TASK DIRECTIONS
What you return should be each line of the data containing the string "first".

________________

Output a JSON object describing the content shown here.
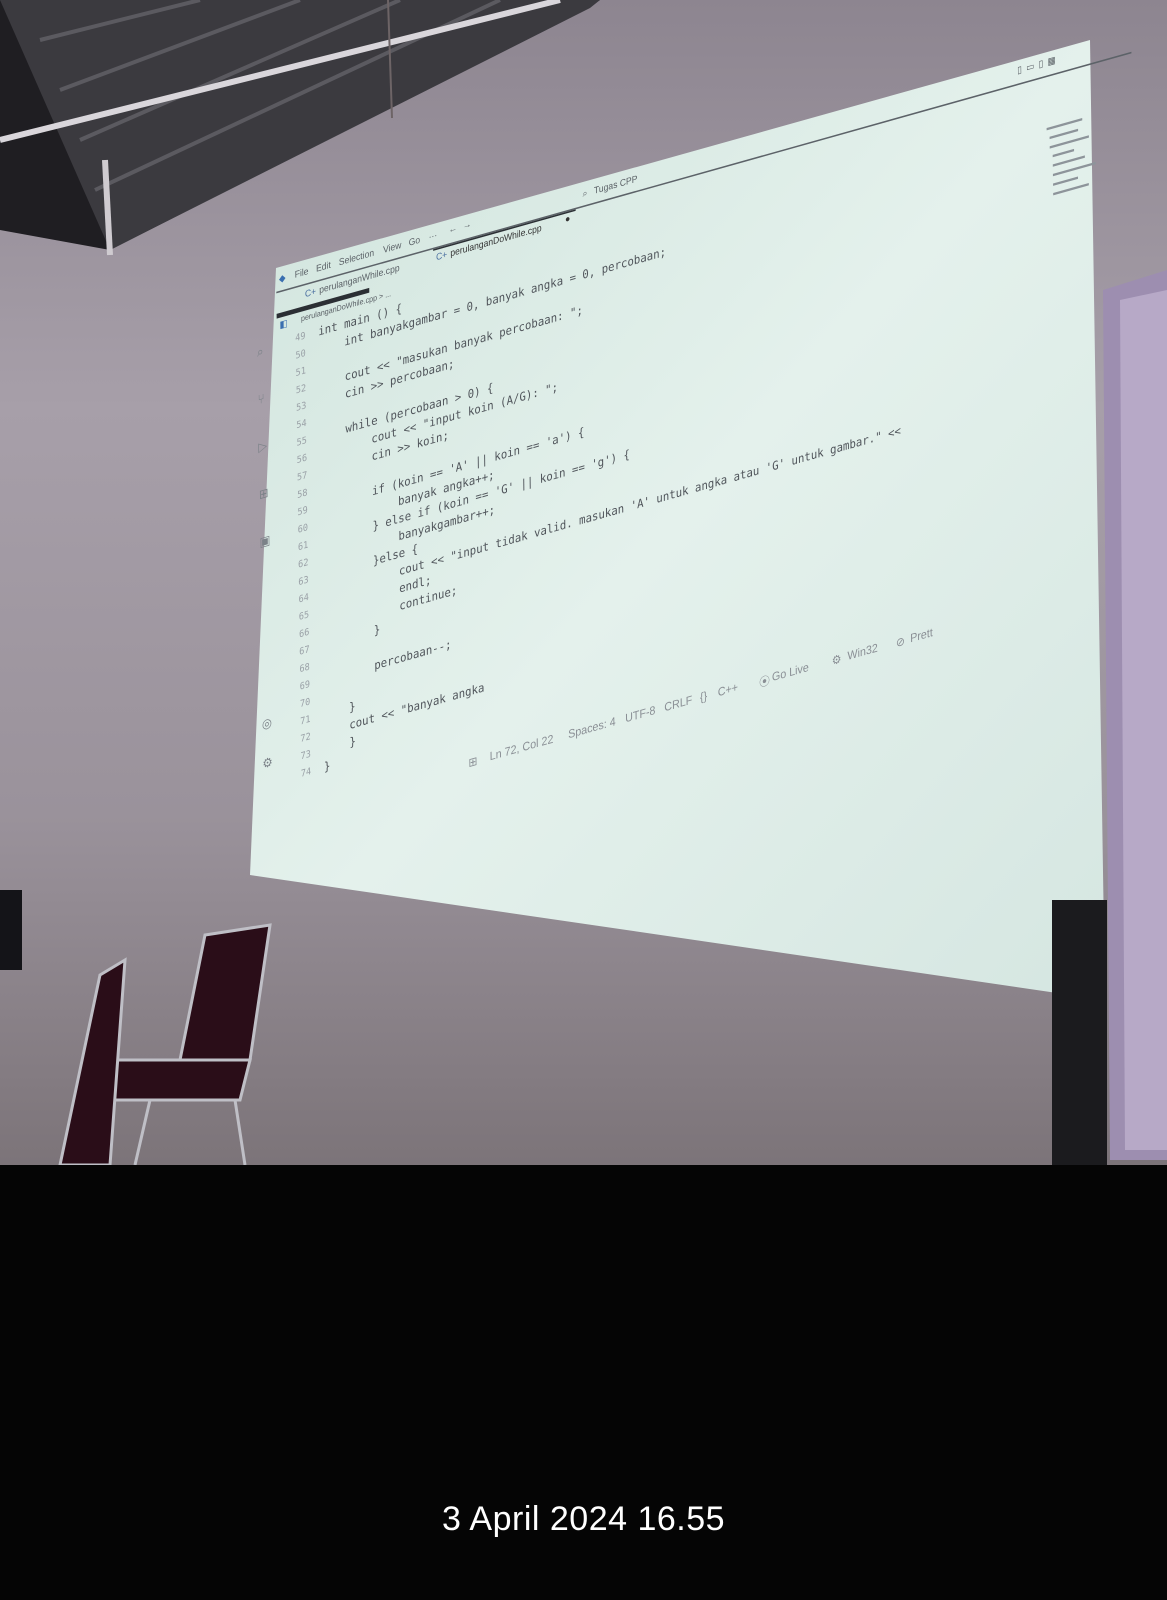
{
  "window": {
    "search_label": "Tugas CPP",
    "menu": [
      "File",
      "Edit",
      "Selection",
      "View",
      "Go",
      "···"
    ],
    "tabs": [
      {
        "label": "perulanganWhile.cpp",
        "active": false
      },
      {
        "label": "perulanganDoWhile.cpp",
        "active": true,
        "modified": true
      }
    ],
    "breadcrumb": "perulanganDoWhile.cpp > ..."
  },
  "editor": {
    "lines": [
      {
        "num": "49",
        "text": "int main () {"
      },
      {
        "num": "50",
        "text": "    int banyakgambar = 0, banyak angka = 0, percobaan;"
      },
      {
        "num": "51",
        "text": ""
      },
      {
        "num": "52",
        "text": "    cout << \"masukan banyak percobaan: \";"
      },
      {
        "num": "53",
        "text": "    cin >> percobaan;"
      },
      {
        "num": "54",
        "text": ""
      },
      {
        "num": "55",
        "text": "    while (percobaan > 0) {"
      },
      {
        "num": "56",
        "text": "        cout << \"input koin (A/G): \";"
      },
      {
        "num": "57",
        "text": "        cin >> koin;"
      },
      {
        "num": "58",
        "text": ""
      },
      {
        "num": "59",
        "text": "        if (koin == 'A' || koin == 'a') {"
      },
      {
        "num": "60",
        "text": "            banyak angka++;"
      },
      {
        "num": "61",
        "text": "        } else if (koin == 'G' || koin == 'g') {"
      },
      {
        "num": "62",
        "text": "            banyakgambar++;"
      },
      {
        "num": "63",
        "text": "        }else {"
      },
      {
        "num": "64",
        "text": "            cout << \"input tidak valid. masukan 'A' untuk angka atau 'G' untuk gambar.\" <<"
      },
      {
        "num": "65",
        "text": "            endl;"
      },
      {
        "num": "66",
        "text": "            continue;"
      },
      {
        "num": "67",
        "text": "        }"
      },
      {
        "num": "68",
        "text": ""
      },
      {
        "num": "69",
        "text": "        percobaan--;"
      },
      {
        "num": "70",
        "text": ""
      },
      {
        "num": "71",
        "text": "    }"
      },
      {
        "num": "72",
        "text": "    cout << \"banyak angka"
      },
      {
        "num": "73",
        "text": "    }"
      },
      {
        "num": "74",
        "text": "}"
      }
    ]
  },
  "statusbar": {
    "position": "Ln 72, Col 22",
    "spaces": "Spaces: 4",
    "encoding": "UTF-8",
    "eol": "CRLF",
    "language": "C++",
    "golive": "Go Live",
    "platform": "Win32",
    "prettier": "Prett"
  },
  "photo_timestamp": "3 April 2024 16.55"
}
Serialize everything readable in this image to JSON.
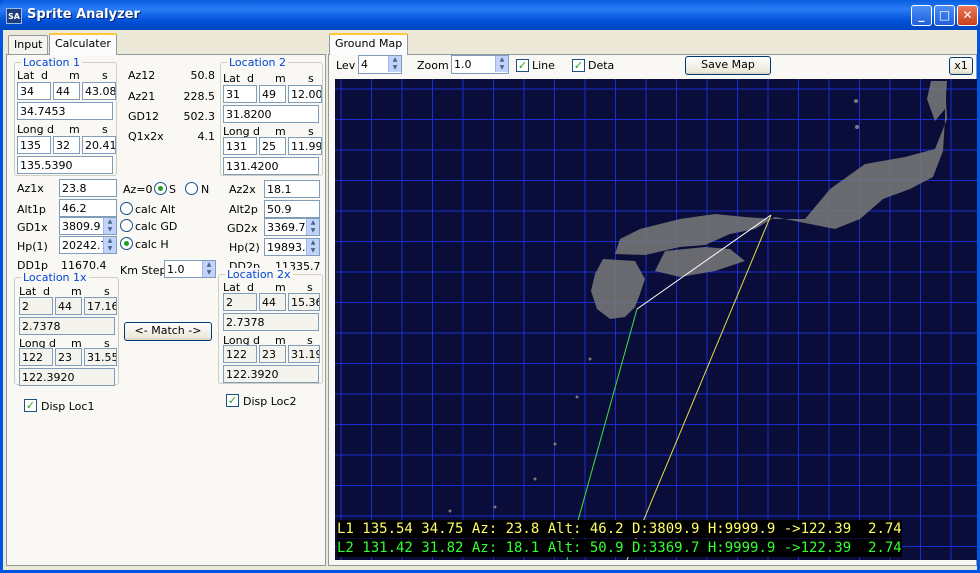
{
  "window": {
    "title": "Sprite Analyzer",
    "icon_text": "SA"
  },
  "tabs": {
    "input": "Input",
    "calculater": "Calculater",
    "ground_map": "Ground Map"
  },
  "loc1": {
    "title": "Location 1",
    "lat_hdr": "Lat",
    "d": "d",
    "m": "m",
    "s": "s",
    "lat_d": "34",
    "lat_m": "44",
    "lat_s": "43.08",
    "lat_dec": "34.7453",
    "long_hdr": "Long",
    "long_d": "135",
    "long_m": "32",
    "long_s": "20.41",
    "long_dec": "135.5390"
  },
  "loc2": {
    "title": "Location 2",
    "lat_d": "31",
    "lat_m": "49",
    "lat_s": "12.00",
    "lat_dec": "31.8200",
    "long_d": "131",
    "long_m": "25",
    "long_s": "11.99",
    "long_dec": "131.4200"
  },
  "middle": {
    "az12_label": "Az12",
    "az12": "50.8",
    "az21_label": "Az21",
    "az21": "228.5",
    "gd12_label": "GD12",
    "gd12": "502.3",
    "q1x2x_label": "Q1x2x",
    "q1x2x": "4.1"
  },
  "calc": {
    "az1x_label": "Az1x",
    "az1x": "23.8",
    "alt1p_label": "Alt1p",
    "alt1p": "46.2",
    "gd1x_label": "GD1x",
    "gd1x": "3809.9",
    "hp1_label": "Hp(1)",
    "hp1": "20242.7",
    "dd1p_label": "DD1p",
    "dd1p": "11670.4",
    "az0_label": "Az=0",
    "s_label": "S",
    "n_label": "N",
    "calc_alt": "calc Alt",
    "calc_gd": "calc GD",
    "calc_h": "calc H",
    "km_step_label": "Km Step",
    "km_step": "1.0",
    "az2x_label": "Az2x",
    "az2x": "18.1",
    "alt2p_label": "Alt2p",
    "alt2p": "50.9",
    "gd2x_label": "GD2x",
    "gd2x": "3369.7",
    "hp2_label": "Hp(2)",
    "hp2": "19893.1",
    "dd2p_label": "DD2p",
    "dd2p": "11335.7"
  },
  "loc1x": {
    "title": "Location 1x",
    "lat_d": "2",
    "lat_m": "44",
    "lat_s": "17.16",
    "lat_dec": "2.7378",
    "long_d": "122",
    "long_m": "23",
    "long_s": "31.55",
    "long_dec": "122.3920"
  },
  "loc2x": {
    "title": "Location 2x",
    "lat_d": "2",
    "lat_m": "44",
    "lat_s": "15.36",
    "lat_dec": "2.7378",
    "long_d": "122",
    "long_m": "23",
    "long_s": "31.19",
    "long_dec": "122.3920"
  },
  "match_button": "<- Match ->",
  "disp_loc1": "Disp Loc1",
  "disp_loc2": "Disp Loc2",
  "map_toolbar": {
    "lev_label": "Lev",
    "lev": "4",
    "zoom_label": "Zoom",
    "zoom": "1.0",
    "line_label": "Line",
    "deta_label": "Deta",
    "save_map": "Save Map",
    "x1": "x1"
  },
  "map_status": {
    "l1": "L1 135.54 34.75 Az: 23.8 Alt: 46.2 D:3809.9 H:9999.9 ->122.39  2.74",
    "l2": "L2 131.42 31.82 Az: 18.1 Alt: 50.9 D:3369.7 H:9999.9 ->122.39  2.74",
    "l1_color": "#ffff66",
    "l2_color": "#33ff33"
  },
  "colors": {
    "map_bg": "#0a0d3a",
    "grid": "#1a2dd0",
    "land": "#7a7a7a",
    "line_l1_l2": "#ffffff",
    "line_l1": "#e0e040",
    "line_l2": "#40e040"
  }
}
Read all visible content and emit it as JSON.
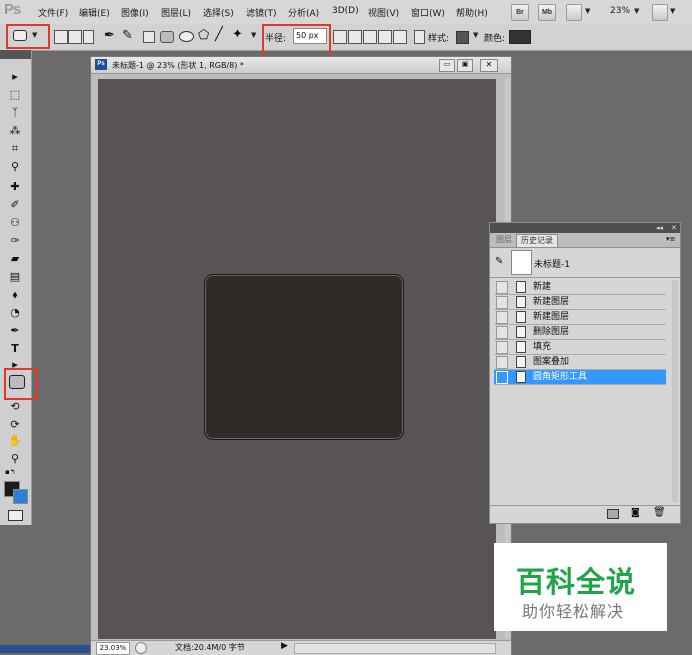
{
  "app": {
    "logo": "Ps"
  },
  "menu": [
    "文件(F)",
    "编辑(E)",
    "图像(I)",
    "图层(L)",
    "选择(S)",
    "滤镜(T)",
    "分析(A)",
    "3D(D)",
    "视图(V)",
    "窗口(W)",
    "帮助(H)"
  ],
  "menu_buttons": {
    "bridge": "Br",
    "mini_bridge": "Mb",
    "zoom": "23%"
  },
  "options": {
    "radius_label": "半径:",
    "radius_value": "50 px",
    "style_label": "样式:",
    "color_label": "颜色:",
    "color_swatch": "#333333"
  },
  "document": {
    "icon": "Ps",
    "title": "未标题-1 @ 23% (形状 1, RGB/8) *",
    "zoom": "23.03%",
    "doc_info": "文档:20.4M/0 字节",
    "canvas_color": "#575453",
    "shape_color": "#2f2b29"
  },
  "panel": {
    "tabs": [
      "图层",
      "历史记录"
    ],
    "snapshot_label": "未标题-1",
    "history": [
      "新建",
      "新建图层",
      "新建图层",
      "删除图层",
      "填充",
      "图案叠加",
      "圆角矩形工具"
    ],
    "selected_index": 6
  },
  "watermark": {
    "title": "百科全说",
    "subtitle": "助你轻松解决"
  },
  "colors": {
    "highlight_red": "#e0392b",
    "selection_blue": "#3398ff",
    "watermark_green": "#1ea547"
  }
}
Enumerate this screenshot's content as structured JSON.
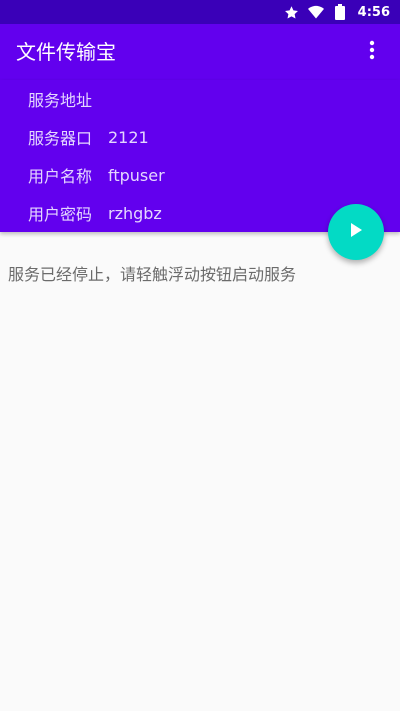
{
  "status_bar": {
    "time": "4:56",
    "icons": [
      "star-icon",
      "wifi-icon",
      "battery-icon"
    ],
    "background": "#3a00b8"
  },
  "app_bar": {
    "title": "文件传输宝",
    "menu_icon": "more-vert-icon",
    "background": "#6200ee"
  },
  "server_info": {
    "rows": [
      {
        "label": "服务地址",
        "value": ""
      },
      {
        "label": "服务器口",
        "value": "2121"
      },
      {
        "label": "用户名称",
        "value": "ftpuser"
      },
      {
        "label": "用户密码",
        "value": "rzhgbz"
      }
    ]
  },
  "fab": {
    "icon": "play-icon",
    "color": "#03dac5"
  },
  "main": {
    "status_message": "服务已经停止，请轻触浮动按钮启动服务"
  }
}
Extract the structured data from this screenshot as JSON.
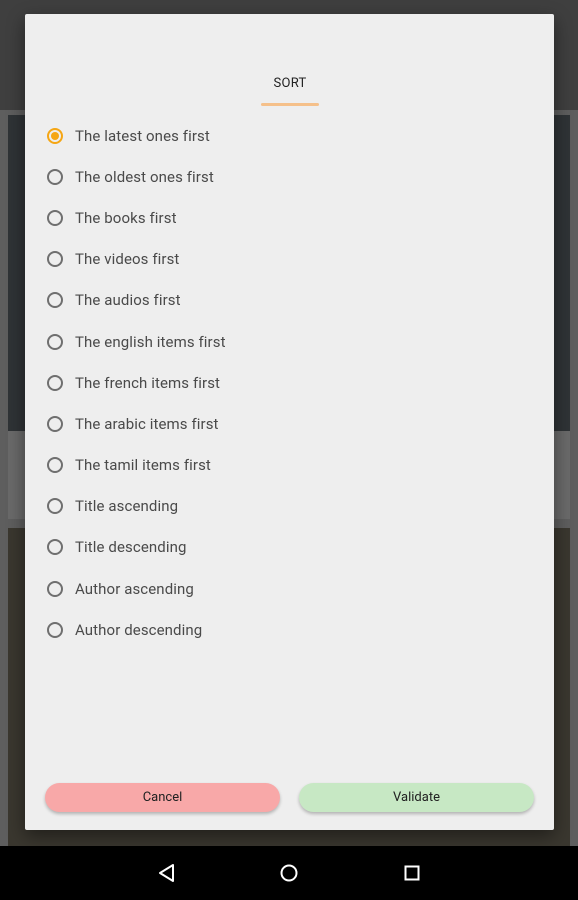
{
  "dialog": {
    "tab_label": "SORT",
    "options": [
      {
        "label": "The latest ones first",
        "checked": true
      },
      {
        "label": "The oldest ones first",
        "checked": false
      },
      {
        "label": "The books first",
        "checked": false
      },
      {
        "label": "The videos first",
        "checked": false
      },
      {
        "label": "The audios first",
        "checked": false
      },
      {
        "label": "The english items first",
        "checked": false
      },
      {
        "label": "The french items first",
        "checked": false
      },
      {
        "label": "The arabic items first",
        "checked": false
      },
      {
        "label": "The tamil items first",
        "checked": false
      },
      {
        "label": "Title ascending",
        "checked": false
      },
      {
        "label": "Title descending",
        "checked": false
      },
      {
        "label": "Author ascending",
        "checked": false
      },
      {
        "label": "Author descending",
        "checked": false
      }
    ],
    "cancel_label": "Cancel",
    "validate_label": "Validate"
  },
  "colors": {
    "accent": "#f5a614",
    "tab_underline": "#f5c08a",
    "cancel_bg": "#f8a8a8",
    "validate_bg": "#c7e8c4"
  },
  "navbar": {
    "icons": [
      "back-icon",
      "home-icon",
      "recent-apps-icon"
    ]
  }
}
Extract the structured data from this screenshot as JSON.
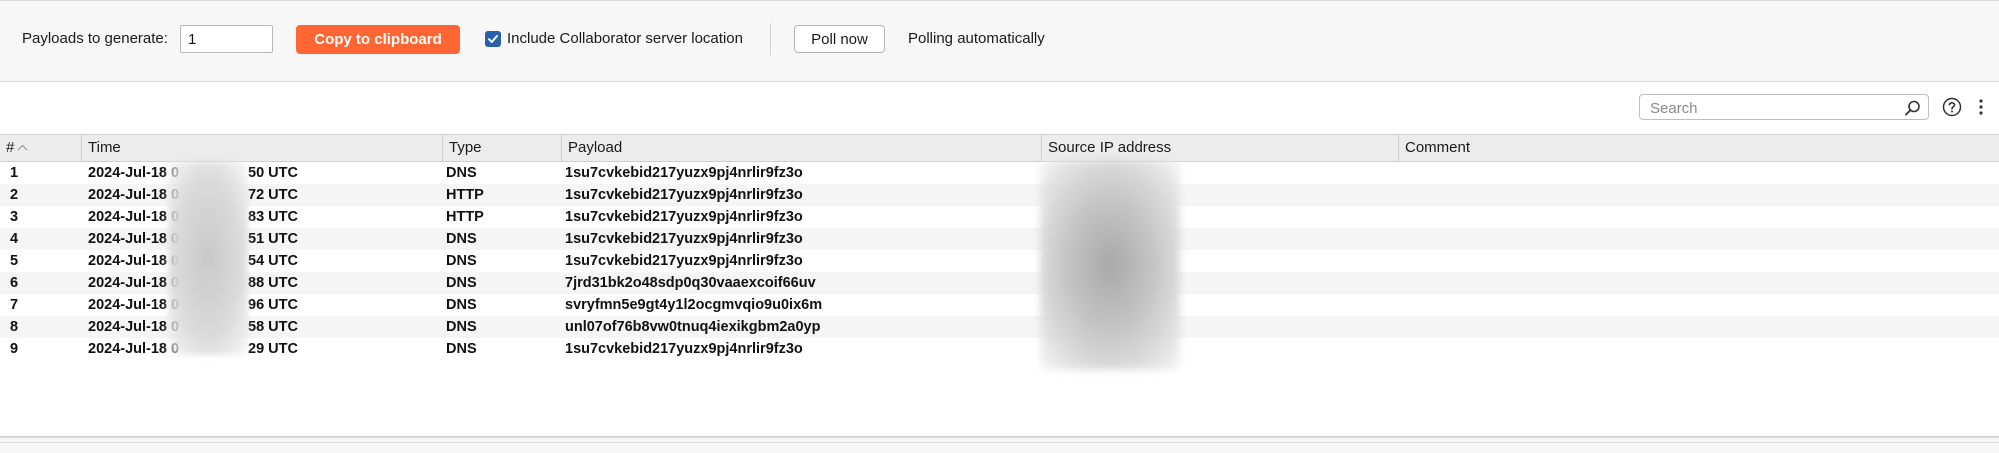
{
  "toolbar": {
    "payloads_label": "Payloads to generate:",
    "payloads_value": "1",
    "copy_button": "Copy to clipboard",
    "include_location_label": "Include Collaborator server location",
    "include_location_checked": true,
    "poll_button": "Poll now",
    "poll_status": "Polling automatically",
    "accent_color": "#ff6633"
  },
  "search": {
    "placeholder": "Search",
    "icons": [
      "search-icon",
      "help-icon",
      "more-vertical-icon"
    ]
  },
  "table": {
    "columns": [
      "#",
      "Time",
      "Type",
      "Payload",
      "Source IP address",
      "Comment"
    ],
    "sort_icon": "sort-ascending-icon",
    "rows": [
      {
        "num": "1",
        "time_left": "2024-Jul-18 0",
        "time_right": "50 UTC",
        "type": "DNS",
        "payload": "1su7cvkebid217yuzx9pj4nrlir9fz3o",
        "ip": "",
        "comment": ""
      },
      {
        "num": "2",
        "time_left": "2024-Jul-18 0",
        "time_right": "72 UTC",
        "type": "HTTP",
        "payload": "1su7cvkebid217yuzx9pj4nrlir9fz3o",
        "ip": "",
        "comment": ""
      },
      {
        "num": "3",
        "time_left": "2024-Jul-18 0",
        "time_right": "83 UTC",
        "type": "HTTP",
        "payload": "1su7cvkebid217yuzx9pj4nrlir9fz3o",
        "ip": "",
        "comment": ""
      },
      {
        "num": "4",
        "time_left": "2024-Jul-18 0",
        "time_right": "51 UTC",
        "type": "DNS",
        "payload": "1su7cvkebid217yuzx9pj4nrlir9fz3o",
        "ip": "",
        "comment": ""
      },
      {
        "num": "5",
        "time_left": "2024-Jul-18 0",
        "time_right": "54 UTC",
        "type": "DNS",
        "payload": "1su7cvkebid217yuzx9pj4nrlir9fz3o",
        "ip": "",
        "comment": ""
      },
      {
        "num": "6",
        "time_left": "2024-Jul-18 0",
        "time_right": "88 UTC",
        "type": "DNS",
        "payload": "7jrd31bk2o48sdp0q30vaaexcoif66uv",
        "ip": "",
        "comment": ""
      },
      {
        "num": "7",
        "time_left": "2024-Jul-18 0",
        "time_right": "96 UTC",
        "type": "DNS",
        "payload": "svryfmn5e9gt4y1l2ocgmvqio9u0ix6m",
        "ip": "",
        "comment": ""
      },
      {
        "num": "8",
        "time_left": "2024-Jul-18 0",
        "time_right": "58 UTC",
        "type": "DNS",
        "payload": "unl07of76b8vw0tnuq4iexikgbm2a0yp",
        "ip": "",
        "comment": ""
      },
      {
        "num": "9",
        "time_left": "2024-Jul-18 0",
        "time_right": "29 UTC",
        "type": "DNS",
        "payload": "1su7cvkebid217yuzx9pj4nrlir9fz3o",
        "ip": "",
        "comment": ""
      }
    ]
  }
}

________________

SOLUTION TO THIS PROBLEM
        "label": "The latest ones first",
        "label": "The oldest ones first",
        "label": "The books first",
        "label": "The videos first",
        "label": "The audios first",
        "label": "The english items first",
        "label": "The french items first",
        "label": "The arabic items first",
        "label": "The tamil items first",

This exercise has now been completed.